Today at work, I was CC’d on an email for an upcoming project involving some work with some company or other. Someone on their side had a bunch of “technical” questions that didn’t make a lot of sense to me. I don’t doubt that they were relevant questions, but they seemed to be in another language. It reminded me of a time long ago at an old job when I sometimes had to work with pharmaceutical companies who were in regulated environments. They used words and phrases in a way that meant something very specific. If you weren’t in the industry, you wouldn’t understand, and they would use that against you. You wouldn’t get to work with them unless you spoke their language.
So that I could try and understand this company, I visited their website. They are a multi-national finance company, and as such, you can imagine they are the least Internet-savvy company ever. They may actually be the least marketing-savvy company ever. But, I remember these days. I remember when sites like this were normal.
Back in those days, the metric for a good site was how much information you could get online. Well, that is still the metric, sort of, but today, that information is the customer-useful type, like inventory, pricing, technical manuals, warranty status, you know, exposing your internal data to the world. But, when you don’t have that type of data, like if you’re a bank and not a retailer or manufacturer, you still want your site to look huge. What do you do? You fill it with bullshit – lots and lots of bullshit. And this site delivered.
I was amazed at the volume of verbiage on the site and how vapid it all was. It was more than I could enumerate myself, with links going all over the place and a navigation menu so large, it had its own close button. I downloaded a website copier and set it to work on their site. It found 95 pages! And that was just on their home domain. They had a couple of other subdomains, too. One was 65 pages and the other was a WordPress site, so the site downloader downloaded author pages, archive pages, individual pages, etc, so the pagecount was unusable. Still, being a webmaster for 150 pages of content has to be a nightmare.
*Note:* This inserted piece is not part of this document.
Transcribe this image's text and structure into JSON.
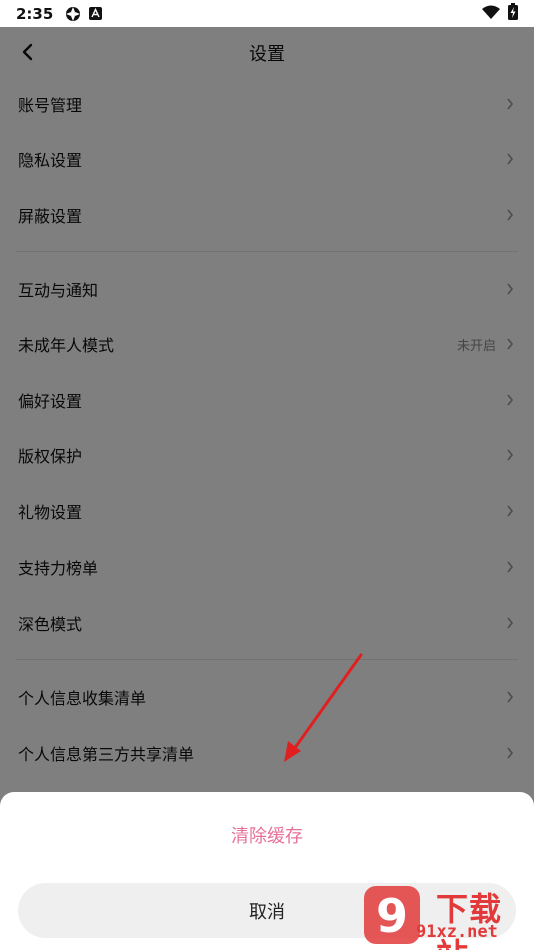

And all of these pages said nothing. And some pages said even less than that because they were grammatically incorrect. Maybe I can give a pass on that because the site is multi-lingual. Anyway, my original reason for going to the website was to find out what they do. On one of the four (FOUR!) pages of the About Us section, one of the paragraphs reads:
The goal we have proposed is that in each of the many contacts we have with our stakeholders a differential experience to provide sustainable value is conveyed. So we have established our vision as a company and some guiding principles defining our commitment towards those stakeholders.
That is what the entire site is like. What kind of zombie composes page after page of meaningless, worthless garbage? Well, a long time ago in another job, that might have been me. Not likely, though. That old company got some decent contracts, but not big enough to write hundreds of pages of dreck.
I also remember when I could think and write in that nebulous language. My early websites for my own consulting work may have been like that, trying to make my one-man shop sound like a large company (it didn’t work). But everyone’s grown up now. Being a lone consultant doesn’t have a stigma and businesses can be proud to be whatever size they are. But some companies still seem to be stuck in the past.